Not so in America. Dr. Hill, a former official at the National Security Council, received her PhD from Harvard University and occupied a station commensurate with her abilities, showed herself to be a woman of both brilliance and integrity as a witness to the House Intelligence Committee’s inquiry into the impeachment of Donald Trump. It is one of the features of character that perspicacity and moral rectitude are easy to identify, and it quickly became clear that Dr. Hill is a woman of both high intelligence and high probity.
To Steve Castor, defense counsel for the minority, Dr. Hill’s testimony proved problematic. It is every attorney’s maxim to know what a witness will say before they say it. With Hill, Castor bit off more than he could snap his head back and swallow whole, like the lizard he is. The poor man had been, simply put, outclassed, not by birth but by merit, and Castor came off looking like Uriah Heep to Dr. Hill’s Esther Summerson.
When Castor asked about her conflicts with European ambassador Gordon Sondland, Hill replied, “He [Sondland] was being involved in a domestic political errand, and we were being involved in national security foreign policy, and those two things had just diverged.” Hill went on to further illuminate her contrasting roles with Sondland, hers to serve her adoptive nation and that nation’s very best interests and he to serve his corrupt overlords and their greedy advantages, while Castor looked on in horror like a man who has just been told he has two weeks to live.
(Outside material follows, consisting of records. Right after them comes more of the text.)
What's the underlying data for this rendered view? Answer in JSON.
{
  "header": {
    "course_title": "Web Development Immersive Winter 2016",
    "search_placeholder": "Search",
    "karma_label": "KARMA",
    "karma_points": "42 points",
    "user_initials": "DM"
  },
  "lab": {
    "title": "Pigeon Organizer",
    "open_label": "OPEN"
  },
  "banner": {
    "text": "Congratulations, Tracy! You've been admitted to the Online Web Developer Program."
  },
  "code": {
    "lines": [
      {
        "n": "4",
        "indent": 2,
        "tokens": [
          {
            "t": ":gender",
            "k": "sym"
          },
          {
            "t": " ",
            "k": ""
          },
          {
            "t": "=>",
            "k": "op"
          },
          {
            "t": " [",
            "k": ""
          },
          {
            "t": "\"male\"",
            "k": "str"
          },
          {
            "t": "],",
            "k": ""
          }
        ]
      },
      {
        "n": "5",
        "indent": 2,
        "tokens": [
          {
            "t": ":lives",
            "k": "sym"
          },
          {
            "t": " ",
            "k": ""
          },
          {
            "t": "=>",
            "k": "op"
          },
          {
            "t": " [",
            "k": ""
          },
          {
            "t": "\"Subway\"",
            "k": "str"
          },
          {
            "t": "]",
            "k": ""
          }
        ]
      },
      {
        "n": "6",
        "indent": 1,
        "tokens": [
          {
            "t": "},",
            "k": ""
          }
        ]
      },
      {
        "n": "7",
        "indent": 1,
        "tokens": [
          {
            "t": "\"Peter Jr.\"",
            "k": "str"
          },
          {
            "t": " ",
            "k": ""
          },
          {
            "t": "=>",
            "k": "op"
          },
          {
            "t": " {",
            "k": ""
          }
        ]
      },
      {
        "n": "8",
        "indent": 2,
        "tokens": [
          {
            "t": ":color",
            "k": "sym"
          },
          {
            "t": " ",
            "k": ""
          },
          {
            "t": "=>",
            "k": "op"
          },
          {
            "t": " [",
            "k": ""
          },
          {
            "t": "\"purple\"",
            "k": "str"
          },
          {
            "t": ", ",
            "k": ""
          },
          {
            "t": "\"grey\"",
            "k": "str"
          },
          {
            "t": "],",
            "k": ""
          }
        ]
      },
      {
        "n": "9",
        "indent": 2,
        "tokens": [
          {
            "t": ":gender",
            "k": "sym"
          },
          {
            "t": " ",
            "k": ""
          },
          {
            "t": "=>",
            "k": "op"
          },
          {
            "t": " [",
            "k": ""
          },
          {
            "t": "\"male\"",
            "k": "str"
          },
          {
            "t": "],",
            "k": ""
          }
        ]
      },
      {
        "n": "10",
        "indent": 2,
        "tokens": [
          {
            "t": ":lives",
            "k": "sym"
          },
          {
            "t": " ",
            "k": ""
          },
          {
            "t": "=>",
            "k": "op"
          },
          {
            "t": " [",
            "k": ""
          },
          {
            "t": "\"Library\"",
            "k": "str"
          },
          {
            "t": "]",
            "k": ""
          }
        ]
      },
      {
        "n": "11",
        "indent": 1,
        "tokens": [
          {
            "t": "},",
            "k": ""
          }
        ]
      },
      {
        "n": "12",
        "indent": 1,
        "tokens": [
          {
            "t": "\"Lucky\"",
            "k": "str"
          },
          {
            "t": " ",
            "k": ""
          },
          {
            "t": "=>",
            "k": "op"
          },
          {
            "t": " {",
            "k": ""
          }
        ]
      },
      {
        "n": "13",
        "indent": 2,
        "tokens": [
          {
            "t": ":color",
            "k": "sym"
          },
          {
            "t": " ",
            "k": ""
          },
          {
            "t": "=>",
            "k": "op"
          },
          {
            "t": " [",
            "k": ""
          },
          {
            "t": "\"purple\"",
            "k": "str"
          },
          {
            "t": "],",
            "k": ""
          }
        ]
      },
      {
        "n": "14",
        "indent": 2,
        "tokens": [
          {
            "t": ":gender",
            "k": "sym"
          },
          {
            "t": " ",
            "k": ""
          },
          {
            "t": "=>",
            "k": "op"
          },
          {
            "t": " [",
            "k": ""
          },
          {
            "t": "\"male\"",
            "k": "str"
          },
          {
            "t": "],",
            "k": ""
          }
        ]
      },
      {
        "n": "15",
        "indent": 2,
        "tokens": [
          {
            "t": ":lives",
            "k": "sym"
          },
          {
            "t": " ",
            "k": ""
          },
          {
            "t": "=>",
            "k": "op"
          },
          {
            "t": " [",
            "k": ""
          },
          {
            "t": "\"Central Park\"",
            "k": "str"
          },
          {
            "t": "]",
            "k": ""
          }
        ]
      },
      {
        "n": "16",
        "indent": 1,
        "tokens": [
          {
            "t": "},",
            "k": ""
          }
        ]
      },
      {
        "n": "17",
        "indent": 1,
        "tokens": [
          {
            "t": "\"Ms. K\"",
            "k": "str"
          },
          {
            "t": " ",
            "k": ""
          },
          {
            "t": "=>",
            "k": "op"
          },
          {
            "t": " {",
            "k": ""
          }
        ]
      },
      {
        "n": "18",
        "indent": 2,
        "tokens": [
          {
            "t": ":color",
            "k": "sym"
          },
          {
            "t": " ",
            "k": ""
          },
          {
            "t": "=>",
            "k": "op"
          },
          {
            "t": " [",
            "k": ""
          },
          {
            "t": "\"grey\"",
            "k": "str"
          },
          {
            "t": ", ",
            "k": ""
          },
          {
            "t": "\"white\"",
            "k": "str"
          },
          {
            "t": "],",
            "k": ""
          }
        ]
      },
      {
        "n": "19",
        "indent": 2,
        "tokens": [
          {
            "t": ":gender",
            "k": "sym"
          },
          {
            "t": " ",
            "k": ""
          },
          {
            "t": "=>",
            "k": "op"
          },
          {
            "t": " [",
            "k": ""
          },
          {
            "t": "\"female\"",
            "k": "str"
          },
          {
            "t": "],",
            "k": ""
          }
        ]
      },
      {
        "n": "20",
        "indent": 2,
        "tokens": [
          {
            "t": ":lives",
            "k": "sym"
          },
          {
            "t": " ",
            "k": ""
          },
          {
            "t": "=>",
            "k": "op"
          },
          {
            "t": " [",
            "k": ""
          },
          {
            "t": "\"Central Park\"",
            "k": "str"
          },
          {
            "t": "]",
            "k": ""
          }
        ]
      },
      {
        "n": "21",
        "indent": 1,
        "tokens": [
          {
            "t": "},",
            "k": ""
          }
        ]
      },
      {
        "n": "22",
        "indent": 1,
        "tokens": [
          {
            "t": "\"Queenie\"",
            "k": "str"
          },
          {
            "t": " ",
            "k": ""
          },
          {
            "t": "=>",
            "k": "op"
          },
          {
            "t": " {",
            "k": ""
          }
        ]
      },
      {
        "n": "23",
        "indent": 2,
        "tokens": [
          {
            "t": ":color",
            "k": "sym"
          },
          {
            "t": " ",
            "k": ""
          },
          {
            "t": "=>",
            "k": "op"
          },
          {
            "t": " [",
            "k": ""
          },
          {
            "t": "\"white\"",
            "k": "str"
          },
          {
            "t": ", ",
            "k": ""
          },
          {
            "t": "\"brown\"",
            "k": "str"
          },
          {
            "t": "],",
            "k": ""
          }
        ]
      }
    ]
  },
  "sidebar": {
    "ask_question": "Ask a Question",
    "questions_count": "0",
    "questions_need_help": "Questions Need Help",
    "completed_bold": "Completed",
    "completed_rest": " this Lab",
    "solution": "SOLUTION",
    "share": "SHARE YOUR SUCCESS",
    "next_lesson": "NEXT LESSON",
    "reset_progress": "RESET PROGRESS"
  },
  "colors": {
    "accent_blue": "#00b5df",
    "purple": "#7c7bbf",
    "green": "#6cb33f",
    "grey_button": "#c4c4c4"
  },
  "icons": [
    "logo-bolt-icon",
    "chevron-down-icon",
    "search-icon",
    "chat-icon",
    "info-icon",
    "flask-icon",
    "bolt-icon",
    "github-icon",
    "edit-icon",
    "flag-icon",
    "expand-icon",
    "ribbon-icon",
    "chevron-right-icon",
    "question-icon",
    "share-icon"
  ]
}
In her opening statement Hill demolished the Republican conspiracy theory that Ukraine and not Russia interfered in the 2016 election, a conspiracy popular with both Rudy Guiliani and the president. “This is a fictional narrative,” Hill said, that had been originally pushed by the Russians themselves. She also characterized the so-called Steele Dossier as a “rabbit hole,” providing a cautionary tale for we on the left as well.
Dr. Hill also disabused her Republican critics of the notion that she was a mole of left wing billionaire and holocaust survivor George Soros, a narrative that has at its roots the hateful fictional work “The Protocols of the Elders of Zion.” (It should be noted, and Dr. Hill pointed out, that the “Protocols,” a 1903 work of pure hate fiction, was conceived as a propaganda piece to justify antisemitic laws and outrages, and was used to the disadvantage of German Jews by the Nazis. Even the title is antisemetic, suggesting that all Jews are Zionists, a mistake constantly made by Donald Trump and Stephen Miller and which is far from the truth.)
Dr. Hill reminded us that America is a nation of immigrants, some old and some recent, but Americans all the same. She was grateful to belong to a land where a person’s worth was measured by merit and not by accent or by accident of birth, and that she had earned the right to be called an American. And so she had, and not just any American either, but one of the best.
Robert Harrington is an American expat living in Britain. He is a portrait painter.